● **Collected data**
========

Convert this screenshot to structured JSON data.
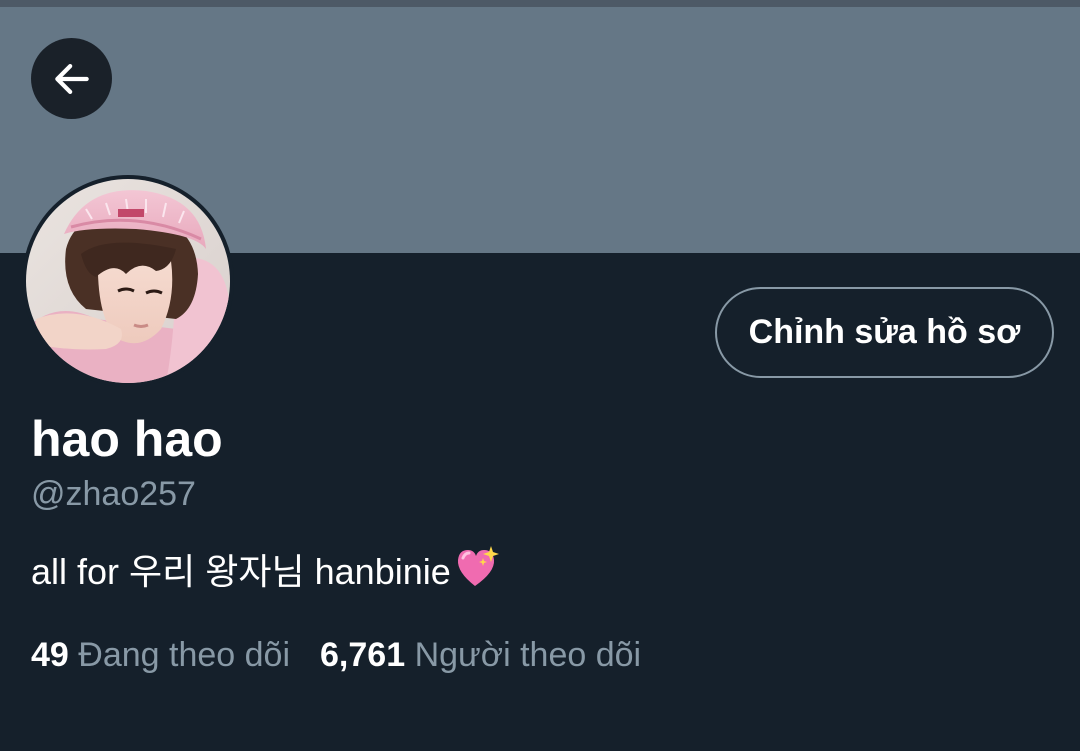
{
  "header": {
    "back_icon": "arrow-left-icon",
    "banner_color": "#657786"
  },
  "profile": {
    "avatar_icon": "profile-avatar-photo",
    "display_name": "hao hao",
    "handle": "@zhao257",
    "bio": "all for 우리 왕자님 hanbinie",
    "bio_emoji": "sparkling-heart-emoji",
    "edit_button_label": "Chỉnh sửa hồ sơ"
  },
  "stats": {
    "following_count": "49",
    "following_label": "Đang theo dõi",
    "followers_count": "6,761",
    "followers_label": "Người theo dõi"
  },
  "colors": {
    "background": "#15202b",
    "secondary_text": "#8899a6",
    "primary_text": "#ffffff"
  }
}
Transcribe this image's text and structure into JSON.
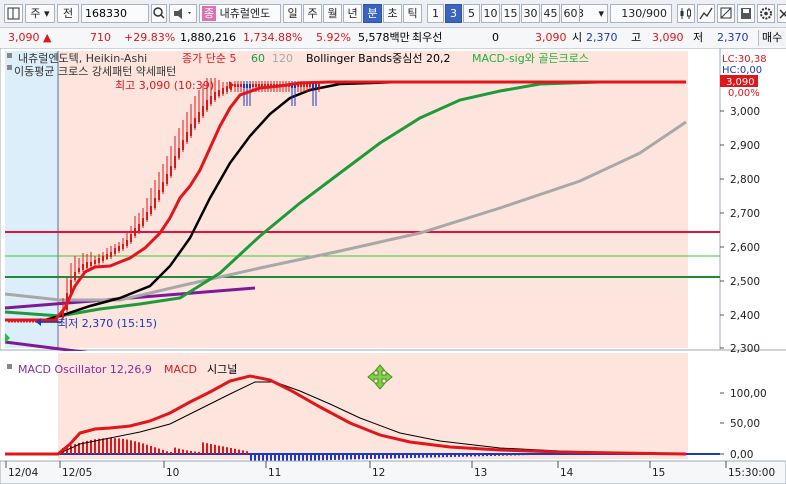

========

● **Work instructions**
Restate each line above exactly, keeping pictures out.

● **Response to the exercise**
Convert this screenshot to structured JSON data.
{
  "header": {
    "back_icon": "arrow-left-icon",
    "banner_color": "#657786"
  },
  "profile": {
    "avatar_icon": "profile-avatar-photo",
    "display_name": "hao hao",
    "handle": "@zhao257",
    "bio": "all for 우리 왕자님 hanbinie",
    "bio_emoji": "sparkling-heart-emoji",
    "edit_button_label": "Chỉnh sửa hồ sơ"
  },
  "stats": {
    "following_count": "49",
    "following_label": "Đang theo dõi",
    "followers_count": "6,761",
    "followers_label": "Người theo dõi"
  },
  "colors": {
    "background": "#15202b",
    "secondary_text": "#8899a6",
    "primary_text": "#ffffff"
  }
}
Transcribe this image's text and structure into JSON.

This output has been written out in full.